"But of course you can, old sport."

A few years back I paid a visit to Jamestown, or I should say what’s left of it. There’s not much there: the ruins of a church tower built in the 1600s, a few glass cases of pottery shards. Later, I did a little reading about the colony, and the impression I had was not flattering. Essentially, the Jamestown colonists were a bunch of ignorant, avaricious schemers, in whom one can see many of the future sins of our country. Of course, the film at the National Park Service’s Visitors’ Center (narrated by the sensually-voiced Sally Kellerman) tries to present the story in the best possible light. But even a cursory look at the facts and you can see what a disaster the entire thing turned out to be.

It was, to be sure, the first North American English settlement to make it, although just barely. Ninety percent of the 104 original colonists died within the first year in what later became known as “the starving time.” Yet despite their sheer ineptitude, they managed to eke out survival in the pestilential swamp in which they had chosen to live. Fortunately, they quickly realized the commercial potential for marketing an addictive carcinogen, the cultivation of which was only made profitable by the importation of African slaves.

So within 15 years, they had set in motion the least salutory aspects of American history: our genius for predatory capitalism and the exploitation of slave labor. Add in the depletion of the land through wasteful farming practices and a real talent for displacing and eventually eliminating the natives, and you have just about got the whole dispiriting picture. Unlike the Pilgrims, the Jamestown colonists lack even the moral veneer that they came here for religious freedom.

I visited that other Virginia shrine as well, Monticello, the mountain top aerie of our national political saint. A biography I picked up on Jefferson in the obligatory gift shop was equally disillusioning. Written several years ago by Joseph Ellis, it tried to assess the great man’s character outside of the romantic myths that have grown up around him. Before plunging into it, I sensed something of its theme while I was at Monticello. Indeed, I was struck by the improbability of the place. Jefferson had attempted to create a kind of Utopian vision of gentleman farming in the foothills of the Blue Ridge Mountains, but it never worked.

The very place he chose to build was incapable of supporting a plantation.
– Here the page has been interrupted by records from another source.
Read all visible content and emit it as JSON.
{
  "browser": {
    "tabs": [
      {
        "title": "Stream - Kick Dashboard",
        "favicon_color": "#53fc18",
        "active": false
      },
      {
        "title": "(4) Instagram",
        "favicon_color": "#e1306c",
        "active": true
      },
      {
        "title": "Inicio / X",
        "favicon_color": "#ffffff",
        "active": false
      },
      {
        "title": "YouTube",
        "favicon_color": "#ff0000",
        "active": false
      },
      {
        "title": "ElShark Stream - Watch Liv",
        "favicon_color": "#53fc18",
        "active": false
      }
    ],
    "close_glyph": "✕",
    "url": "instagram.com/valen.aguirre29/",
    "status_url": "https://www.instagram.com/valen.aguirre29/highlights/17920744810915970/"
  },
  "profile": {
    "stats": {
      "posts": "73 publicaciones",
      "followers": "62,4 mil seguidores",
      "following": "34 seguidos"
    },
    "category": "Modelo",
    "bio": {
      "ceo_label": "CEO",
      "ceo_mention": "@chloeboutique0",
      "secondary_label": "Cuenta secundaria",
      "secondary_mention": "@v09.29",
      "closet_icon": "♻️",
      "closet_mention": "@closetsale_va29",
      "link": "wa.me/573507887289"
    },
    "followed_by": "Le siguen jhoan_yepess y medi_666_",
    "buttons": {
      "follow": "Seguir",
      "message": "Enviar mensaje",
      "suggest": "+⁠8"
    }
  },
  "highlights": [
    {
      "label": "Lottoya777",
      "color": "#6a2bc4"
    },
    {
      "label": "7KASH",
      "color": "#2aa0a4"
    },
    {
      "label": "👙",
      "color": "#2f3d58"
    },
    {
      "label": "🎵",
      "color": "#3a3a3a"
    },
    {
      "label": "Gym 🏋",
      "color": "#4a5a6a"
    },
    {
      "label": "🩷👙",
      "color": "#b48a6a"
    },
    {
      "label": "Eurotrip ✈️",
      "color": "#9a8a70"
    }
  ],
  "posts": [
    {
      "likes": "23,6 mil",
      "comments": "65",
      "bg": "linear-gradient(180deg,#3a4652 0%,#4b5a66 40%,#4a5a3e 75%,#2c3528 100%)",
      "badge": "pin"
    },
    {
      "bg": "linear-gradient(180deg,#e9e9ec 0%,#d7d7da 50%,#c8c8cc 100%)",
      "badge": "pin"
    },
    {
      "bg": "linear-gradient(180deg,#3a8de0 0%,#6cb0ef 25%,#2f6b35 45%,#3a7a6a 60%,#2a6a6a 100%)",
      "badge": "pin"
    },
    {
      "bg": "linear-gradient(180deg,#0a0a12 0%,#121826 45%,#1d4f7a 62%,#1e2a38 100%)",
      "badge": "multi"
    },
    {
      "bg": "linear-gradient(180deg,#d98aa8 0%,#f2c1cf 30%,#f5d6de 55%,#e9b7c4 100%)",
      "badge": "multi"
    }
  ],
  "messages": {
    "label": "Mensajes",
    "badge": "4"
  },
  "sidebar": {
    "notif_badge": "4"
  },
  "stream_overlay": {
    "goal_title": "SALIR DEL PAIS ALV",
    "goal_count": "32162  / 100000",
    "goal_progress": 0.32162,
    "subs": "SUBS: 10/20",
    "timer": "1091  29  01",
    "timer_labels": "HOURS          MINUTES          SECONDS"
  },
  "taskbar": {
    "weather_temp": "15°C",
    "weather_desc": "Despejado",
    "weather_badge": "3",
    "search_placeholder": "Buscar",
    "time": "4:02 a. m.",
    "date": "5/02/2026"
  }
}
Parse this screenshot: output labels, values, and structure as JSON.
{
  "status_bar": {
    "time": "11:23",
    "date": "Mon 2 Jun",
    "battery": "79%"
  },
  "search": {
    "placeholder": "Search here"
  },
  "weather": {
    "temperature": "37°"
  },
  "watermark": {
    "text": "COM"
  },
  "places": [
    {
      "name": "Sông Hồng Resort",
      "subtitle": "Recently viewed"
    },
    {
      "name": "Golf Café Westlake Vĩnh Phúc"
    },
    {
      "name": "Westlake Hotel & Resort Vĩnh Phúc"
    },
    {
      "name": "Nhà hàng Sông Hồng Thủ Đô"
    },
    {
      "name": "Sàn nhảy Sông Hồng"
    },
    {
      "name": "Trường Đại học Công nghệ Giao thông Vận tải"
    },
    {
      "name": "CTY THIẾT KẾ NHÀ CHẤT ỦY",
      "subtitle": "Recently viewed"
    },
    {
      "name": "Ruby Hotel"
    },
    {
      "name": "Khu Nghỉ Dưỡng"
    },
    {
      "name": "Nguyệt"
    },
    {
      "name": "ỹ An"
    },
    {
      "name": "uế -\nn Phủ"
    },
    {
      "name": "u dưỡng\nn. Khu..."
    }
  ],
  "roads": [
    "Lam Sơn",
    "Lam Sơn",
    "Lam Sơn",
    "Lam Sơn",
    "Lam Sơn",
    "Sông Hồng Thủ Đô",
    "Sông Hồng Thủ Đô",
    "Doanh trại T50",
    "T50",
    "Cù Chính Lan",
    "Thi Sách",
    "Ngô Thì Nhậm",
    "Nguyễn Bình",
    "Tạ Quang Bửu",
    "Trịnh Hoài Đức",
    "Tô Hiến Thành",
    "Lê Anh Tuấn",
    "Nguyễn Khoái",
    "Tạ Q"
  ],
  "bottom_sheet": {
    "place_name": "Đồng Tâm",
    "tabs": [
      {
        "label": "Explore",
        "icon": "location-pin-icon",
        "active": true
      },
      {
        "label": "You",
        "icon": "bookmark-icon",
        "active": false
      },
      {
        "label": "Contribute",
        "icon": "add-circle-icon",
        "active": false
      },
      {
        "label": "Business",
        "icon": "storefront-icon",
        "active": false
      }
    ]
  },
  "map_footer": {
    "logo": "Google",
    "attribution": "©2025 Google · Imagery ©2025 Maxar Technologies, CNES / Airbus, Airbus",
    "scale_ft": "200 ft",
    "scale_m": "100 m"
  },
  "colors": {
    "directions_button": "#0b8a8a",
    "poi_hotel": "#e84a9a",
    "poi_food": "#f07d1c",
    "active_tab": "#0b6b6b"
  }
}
The view was magnificent, but the soil was lousy. Yet he persisted, building and rebuilding his dream house while his debts mounted. For some reason, I kept thinking of Gatsby while I was there, that perfect metaphor for reaching after a beautiful dream while ignoring the reality on which it is premised.

To my surprise, that’s the main theme of Ellis’ book. Time after time he demonstrates how Jefferson was able to maintain the chimera of an agrarian, democratic utopia by carefully ignoring its un-sustainability. Here was a man who often decried slavery, yet used it to maintain his gentleman farmer existence. But Ellis isn’t of the camp of historians who want to trash Jefferson as a hypocrite. Instead, he tries to understand him in the context of his conflicts, and in so doing he locates within Jefferson’s psyche the fons origin of one of our most cherished national myths. Like Jefferson, we Americans have an amazing ability to separate our noble aspirations for equality and individualism from our morally dubious track record. I just keep thinking of the line in Gatsby. Nick tries to tell Gatsby you can’t rewrite the past, to which he jauntily replies, “But of course you can, old sport.”

It’s funny; years ago when I taught the novel, I was intrigued that my international students had little difficulty seeing that Gatsby was delusional. They saw the story as an indictment of his moral failure. My American students, however, could only see the novel as a love story, somewhat tragic no doubt, but a love story nonetheless. Yet the novel is both. The tragedy and the romance are forever intertwined, but we Americans never seem to see this. We keep building our Monticellos.


Popular posts from this blog

Two Jars

The Betrayal of F. Scott Fitzgerald's Adverbs

Four Arguments for the Elimination of the Liberal Arts